After the plants had come to the end of their development, they were harvested (whereby the roots were washed with distilled water to remove attached soil), dried, ashed, and each ash sample weighed and analysed. After correction for the seed's ash content, it was found that the experimental plants had taken up 3 times more mineral substance than the controls. The development of the latter was strongly behind those of the experimental plants. Tobacco had taken up the greatest quantity of ash components, the other plants, in their afore named order, less.

With this result the first part of the competition was answered. The last question posed; ... and are they (the inorganic elements) provided externally? led to many different interpretations, but was presumably aimed at evidence for the conservation of elements as according to Lavoisier. It was this interpretation that Wiegmann and Polstorff took.
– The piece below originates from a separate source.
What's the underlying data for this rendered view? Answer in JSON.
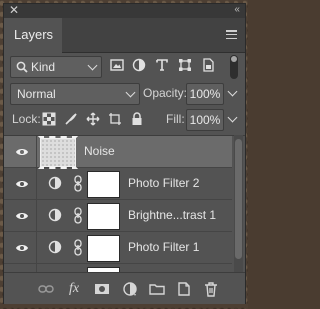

They decided to undertake an experiment that once and for all must bring to a conclusion the fought over problem of biological transmutation and respectively, creation.

2.5. The Experimentum Crucis of Wiegmann and Polstorff

To come to a definite conclusion here, the authors followed the technique of their predecessors, but with a soil that consisted of the most inert material known to them at that time. They let 28 seeds of Lepidium sativum germinate in distilled water in a platinum crucible that was filled with fine platinum wire. The crucible was placed under a glass bell jar through which circulated a mixture of 1% carbon dioxide. The seeds germinated and grew into small plants until, after 26 days, they began to die. After drying the crucible and its contents, ashing and weighing obtained 0.0025 grams of ash. The weight of ash obtained from 28 seeds was likewise 0.0025 grams.

Wiegmann and Polstorff made from this experiment the following conclusions:

  1. Plants can for a period of time continue living on the reserves of inorganic materials present in the seeds from which they came, but that growth stops once these reserves are insufficient for their further development.
  2. The inorganic components of plants can in no way be considered as products of their life process, nor as results of unknown elements, nor exceptional derivatives of the four elements that are known as the building blocks of organic matter.
  3. As the plants were isolated from all unwanted sources of inorganic matter, the quantity that they contained cannot be greater than the original amount that was present in the seed.

It was as if the world had been waiting impatiently for Wiegmann and Polstorff's results so radical was the change brought about in the publications of scientific circles. The last remnants of the vitalistic conception were thus swept away and from here on, in the rest of the century there is (with a single exception, see section 4.3) no more talk of the possibility of biological transmutation.

Should the experiment of Wiegmann and Polstorff be compared with the work of the previous century, then it is the technical advancement that is indeed noteworthy. On further consideration, apart from appreciation for the exact experimental method, there are some doubts whether the publication of 1842 is as decisive as it first appears. Remarkably criticism was never expressed regarding such an important experiment and the negative conclusions were blindly taken up by the scientific world. One cannot thus wholly withdraw from the impression that not only the researchers but also the scientific community harboured the not completely conscious wish to promote the negative decision, to undermine the possibility of biological transmutation so as to force this problem to be shown as being forever settled.

In order to give this assertion content experiments have to meet conditions that must firstly be formulated in order to count as sufficiently conclusive.